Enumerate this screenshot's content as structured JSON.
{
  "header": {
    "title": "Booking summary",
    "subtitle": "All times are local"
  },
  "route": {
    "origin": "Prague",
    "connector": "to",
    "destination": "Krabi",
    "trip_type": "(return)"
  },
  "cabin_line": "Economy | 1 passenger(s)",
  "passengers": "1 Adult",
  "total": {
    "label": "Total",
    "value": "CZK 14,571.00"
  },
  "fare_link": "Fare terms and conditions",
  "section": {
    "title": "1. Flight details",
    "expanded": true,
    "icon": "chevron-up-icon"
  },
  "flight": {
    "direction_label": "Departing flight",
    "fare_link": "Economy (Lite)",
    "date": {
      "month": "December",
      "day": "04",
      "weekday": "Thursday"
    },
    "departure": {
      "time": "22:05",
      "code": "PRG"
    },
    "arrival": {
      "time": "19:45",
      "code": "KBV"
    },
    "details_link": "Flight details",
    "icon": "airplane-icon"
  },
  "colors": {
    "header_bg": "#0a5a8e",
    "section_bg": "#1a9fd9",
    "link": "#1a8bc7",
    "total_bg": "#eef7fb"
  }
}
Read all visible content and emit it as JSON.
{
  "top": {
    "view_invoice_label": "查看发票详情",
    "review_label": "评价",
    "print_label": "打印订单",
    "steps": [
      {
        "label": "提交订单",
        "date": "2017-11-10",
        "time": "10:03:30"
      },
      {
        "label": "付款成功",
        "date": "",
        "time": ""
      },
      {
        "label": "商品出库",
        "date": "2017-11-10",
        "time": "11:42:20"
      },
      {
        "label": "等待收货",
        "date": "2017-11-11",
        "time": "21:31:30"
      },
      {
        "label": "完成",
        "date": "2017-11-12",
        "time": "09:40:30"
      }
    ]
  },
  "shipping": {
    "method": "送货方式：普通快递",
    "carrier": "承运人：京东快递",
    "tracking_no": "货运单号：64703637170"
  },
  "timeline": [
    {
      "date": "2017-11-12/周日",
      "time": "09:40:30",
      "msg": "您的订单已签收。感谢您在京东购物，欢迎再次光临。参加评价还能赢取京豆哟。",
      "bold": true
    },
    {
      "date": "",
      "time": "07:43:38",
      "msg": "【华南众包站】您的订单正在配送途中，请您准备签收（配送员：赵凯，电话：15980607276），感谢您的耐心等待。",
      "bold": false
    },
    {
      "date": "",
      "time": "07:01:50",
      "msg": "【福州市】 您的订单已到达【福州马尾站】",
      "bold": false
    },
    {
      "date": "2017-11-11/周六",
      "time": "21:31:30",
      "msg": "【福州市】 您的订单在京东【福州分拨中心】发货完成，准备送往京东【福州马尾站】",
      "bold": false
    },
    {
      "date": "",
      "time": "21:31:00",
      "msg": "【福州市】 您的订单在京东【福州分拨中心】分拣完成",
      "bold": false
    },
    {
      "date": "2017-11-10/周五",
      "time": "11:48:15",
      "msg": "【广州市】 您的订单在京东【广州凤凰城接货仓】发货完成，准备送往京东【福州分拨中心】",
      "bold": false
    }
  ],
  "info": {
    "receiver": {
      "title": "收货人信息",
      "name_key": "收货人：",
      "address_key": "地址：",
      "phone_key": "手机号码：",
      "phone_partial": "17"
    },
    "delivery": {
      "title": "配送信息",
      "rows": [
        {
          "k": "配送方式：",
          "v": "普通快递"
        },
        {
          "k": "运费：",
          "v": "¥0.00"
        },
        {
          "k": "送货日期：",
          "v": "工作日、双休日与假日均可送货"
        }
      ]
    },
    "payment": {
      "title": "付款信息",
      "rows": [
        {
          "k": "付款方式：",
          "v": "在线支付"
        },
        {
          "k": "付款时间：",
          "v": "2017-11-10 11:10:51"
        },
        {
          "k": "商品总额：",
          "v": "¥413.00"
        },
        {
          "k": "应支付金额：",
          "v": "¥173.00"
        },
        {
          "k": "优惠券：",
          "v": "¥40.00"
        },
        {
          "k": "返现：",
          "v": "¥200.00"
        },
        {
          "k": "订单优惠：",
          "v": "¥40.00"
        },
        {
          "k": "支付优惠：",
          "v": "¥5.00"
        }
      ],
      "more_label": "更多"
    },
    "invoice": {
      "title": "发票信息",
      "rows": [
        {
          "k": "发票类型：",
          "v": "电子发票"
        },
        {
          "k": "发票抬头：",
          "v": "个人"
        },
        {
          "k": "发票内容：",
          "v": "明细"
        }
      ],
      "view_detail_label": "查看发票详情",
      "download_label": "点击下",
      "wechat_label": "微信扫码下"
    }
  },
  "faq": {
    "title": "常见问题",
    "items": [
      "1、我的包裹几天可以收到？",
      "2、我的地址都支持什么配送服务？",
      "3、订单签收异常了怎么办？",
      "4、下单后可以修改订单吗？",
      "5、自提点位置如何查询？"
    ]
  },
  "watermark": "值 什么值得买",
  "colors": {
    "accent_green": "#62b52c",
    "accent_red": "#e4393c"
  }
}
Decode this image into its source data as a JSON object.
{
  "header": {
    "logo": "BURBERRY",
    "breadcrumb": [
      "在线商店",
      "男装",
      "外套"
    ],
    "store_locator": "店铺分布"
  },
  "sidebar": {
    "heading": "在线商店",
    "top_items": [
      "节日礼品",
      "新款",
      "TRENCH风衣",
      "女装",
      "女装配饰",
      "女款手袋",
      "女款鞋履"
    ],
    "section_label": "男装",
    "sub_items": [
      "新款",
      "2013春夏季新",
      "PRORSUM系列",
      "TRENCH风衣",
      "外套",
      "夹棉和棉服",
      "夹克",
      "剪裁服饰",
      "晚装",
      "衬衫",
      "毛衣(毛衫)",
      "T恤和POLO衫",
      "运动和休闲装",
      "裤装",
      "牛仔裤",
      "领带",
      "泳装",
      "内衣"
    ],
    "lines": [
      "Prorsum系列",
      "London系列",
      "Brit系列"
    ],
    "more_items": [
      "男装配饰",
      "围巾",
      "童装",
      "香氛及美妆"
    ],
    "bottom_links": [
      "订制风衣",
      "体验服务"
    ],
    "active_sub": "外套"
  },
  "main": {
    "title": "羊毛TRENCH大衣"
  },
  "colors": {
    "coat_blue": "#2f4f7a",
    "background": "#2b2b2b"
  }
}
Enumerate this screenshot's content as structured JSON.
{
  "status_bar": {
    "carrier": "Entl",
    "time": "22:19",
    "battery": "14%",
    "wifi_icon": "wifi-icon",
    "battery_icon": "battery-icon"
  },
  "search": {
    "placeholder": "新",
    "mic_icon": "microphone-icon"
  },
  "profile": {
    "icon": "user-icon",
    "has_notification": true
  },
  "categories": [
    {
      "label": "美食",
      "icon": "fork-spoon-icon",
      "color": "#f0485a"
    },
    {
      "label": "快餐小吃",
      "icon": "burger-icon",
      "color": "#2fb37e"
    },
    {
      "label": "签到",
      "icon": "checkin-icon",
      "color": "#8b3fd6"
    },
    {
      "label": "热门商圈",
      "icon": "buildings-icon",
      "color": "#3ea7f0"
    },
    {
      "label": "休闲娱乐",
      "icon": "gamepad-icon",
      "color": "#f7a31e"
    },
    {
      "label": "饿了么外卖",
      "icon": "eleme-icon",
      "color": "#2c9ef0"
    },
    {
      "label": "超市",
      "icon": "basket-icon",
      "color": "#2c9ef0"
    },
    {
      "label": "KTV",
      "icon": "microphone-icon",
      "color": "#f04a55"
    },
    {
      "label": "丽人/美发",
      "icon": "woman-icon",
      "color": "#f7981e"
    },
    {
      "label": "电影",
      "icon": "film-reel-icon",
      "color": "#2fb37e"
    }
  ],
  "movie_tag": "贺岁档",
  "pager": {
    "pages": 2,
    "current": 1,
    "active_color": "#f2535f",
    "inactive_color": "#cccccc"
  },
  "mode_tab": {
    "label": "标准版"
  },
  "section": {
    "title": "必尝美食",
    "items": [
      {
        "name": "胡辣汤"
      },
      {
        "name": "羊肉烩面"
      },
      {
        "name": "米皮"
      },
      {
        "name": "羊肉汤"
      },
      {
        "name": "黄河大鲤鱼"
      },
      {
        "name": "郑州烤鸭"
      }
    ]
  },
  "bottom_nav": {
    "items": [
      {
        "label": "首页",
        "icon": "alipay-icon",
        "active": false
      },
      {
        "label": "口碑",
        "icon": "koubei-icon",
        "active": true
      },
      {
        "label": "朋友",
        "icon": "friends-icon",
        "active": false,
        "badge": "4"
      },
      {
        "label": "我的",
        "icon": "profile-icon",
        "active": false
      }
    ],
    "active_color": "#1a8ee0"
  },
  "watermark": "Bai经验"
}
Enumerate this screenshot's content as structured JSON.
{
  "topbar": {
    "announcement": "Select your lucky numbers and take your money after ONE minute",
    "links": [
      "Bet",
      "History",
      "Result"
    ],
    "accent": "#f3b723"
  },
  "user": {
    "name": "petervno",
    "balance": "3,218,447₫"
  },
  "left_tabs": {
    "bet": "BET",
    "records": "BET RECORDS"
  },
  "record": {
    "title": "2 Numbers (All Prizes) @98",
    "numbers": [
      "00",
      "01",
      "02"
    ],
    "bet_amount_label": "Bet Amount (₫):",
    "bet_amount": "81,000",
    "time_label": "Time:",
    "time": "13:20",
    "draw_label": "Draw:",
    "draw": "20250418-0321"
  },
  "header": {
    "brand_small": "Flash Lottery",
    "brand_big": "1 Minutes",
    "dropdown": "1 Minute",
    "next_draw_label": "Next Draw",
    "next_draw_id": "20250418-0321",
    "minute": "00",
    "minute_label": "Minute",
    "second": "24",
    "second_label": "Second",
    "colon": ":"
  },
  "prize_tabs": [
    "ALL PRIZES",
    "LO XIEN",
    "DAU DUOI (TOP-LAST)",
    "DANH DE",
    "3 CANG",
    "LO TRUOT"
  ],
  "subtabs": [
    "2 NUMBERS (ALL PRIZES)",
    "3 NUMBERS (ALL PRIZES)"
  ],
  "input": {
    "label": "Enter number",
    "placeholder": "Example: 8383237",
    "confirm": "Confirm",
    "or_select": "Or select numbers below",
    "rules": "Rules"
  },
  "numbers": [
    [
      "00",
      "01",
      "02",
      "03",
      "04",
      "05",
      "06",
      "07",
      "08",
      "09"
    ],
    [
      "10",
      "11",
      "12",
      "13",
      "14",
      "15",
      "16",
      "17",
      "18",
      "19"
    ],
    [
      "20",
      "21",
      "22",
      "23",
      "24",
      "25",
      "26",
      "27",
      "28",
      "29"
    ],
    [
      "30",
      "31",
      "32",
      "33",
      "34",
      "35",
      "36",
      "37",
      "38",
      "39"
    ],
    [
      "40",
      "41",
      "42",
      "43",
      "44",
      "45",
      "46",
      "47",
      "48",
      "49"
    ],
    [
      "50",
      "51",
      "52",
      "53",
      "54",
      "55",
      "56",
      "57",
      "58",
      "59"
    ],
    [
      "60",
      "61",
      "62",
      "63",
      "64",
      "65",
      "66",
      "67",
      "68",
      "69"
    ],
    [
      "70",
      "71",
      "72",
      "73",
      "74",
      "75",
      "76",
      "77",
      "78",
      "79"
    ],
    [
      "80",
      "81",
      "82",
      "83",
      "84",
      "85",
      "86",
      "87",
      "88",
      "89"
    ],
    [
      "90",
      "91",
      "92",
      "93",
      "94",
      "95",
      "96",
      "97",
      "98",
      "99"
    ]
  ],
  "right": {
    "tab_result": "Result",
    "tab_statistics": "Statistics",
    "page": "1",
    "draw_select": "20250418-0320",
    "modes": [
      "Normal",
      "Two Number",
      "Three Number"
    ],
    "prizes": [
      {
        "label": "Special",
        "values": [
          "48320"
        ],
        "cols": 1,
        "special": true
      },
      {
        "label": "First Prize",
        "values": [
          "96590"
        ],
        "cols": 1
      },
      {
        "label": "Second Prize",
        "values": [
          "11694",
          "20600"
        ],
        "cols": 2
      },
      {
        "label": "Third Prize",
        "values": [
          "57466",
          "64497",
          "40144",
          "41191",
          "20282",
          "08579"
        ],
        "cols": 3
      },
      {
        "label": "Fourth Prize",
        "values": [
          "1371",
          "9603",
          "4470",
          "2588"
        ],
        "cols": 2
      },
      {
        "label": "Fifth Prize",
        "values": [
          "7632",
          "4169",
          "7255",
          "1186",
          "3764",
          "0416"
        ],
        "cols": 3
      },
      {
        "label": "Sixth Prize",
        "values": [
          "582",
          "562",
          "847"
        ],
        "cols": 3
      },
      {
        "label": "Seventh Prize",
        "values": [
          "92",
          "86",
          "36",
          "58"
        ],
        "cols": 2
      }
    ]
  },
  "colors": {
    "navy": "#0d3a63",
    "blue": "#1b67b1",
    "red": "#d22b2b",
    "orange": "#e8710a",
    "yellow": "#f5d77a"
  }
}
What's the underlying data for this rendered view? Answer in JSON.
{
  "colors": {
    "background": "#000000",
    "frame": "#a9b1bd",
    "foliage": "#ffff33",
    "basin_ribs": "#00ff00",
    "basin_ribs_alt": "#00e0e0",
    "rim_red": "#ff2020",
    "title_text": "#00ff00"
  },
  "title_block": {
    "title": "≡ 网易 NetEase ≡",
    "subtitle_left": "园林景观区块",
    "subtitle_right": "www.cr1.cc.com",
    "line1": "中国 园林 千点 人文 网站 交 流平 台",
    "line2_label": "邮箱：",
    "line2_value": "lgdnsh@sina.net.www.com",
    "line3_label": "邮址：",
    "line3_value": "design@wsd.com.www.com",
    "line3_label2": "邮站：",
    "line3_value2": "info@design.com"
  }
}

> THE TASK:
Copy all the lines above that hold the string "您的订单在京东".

> FINISHED EXERCISE:
      "msg": "【福州市】 您的订单在京东【福州分拨中心】发货完成，准备送往京东【福州马尾站】",
      "msg": "【福州市】 您的订单在京东【福州分拨中心】分拣完成",
      "msg": "【广州市】 您的订单在京东【广州凤凰城接货仓】发货完成，准备送往京东【福州分拨中心】",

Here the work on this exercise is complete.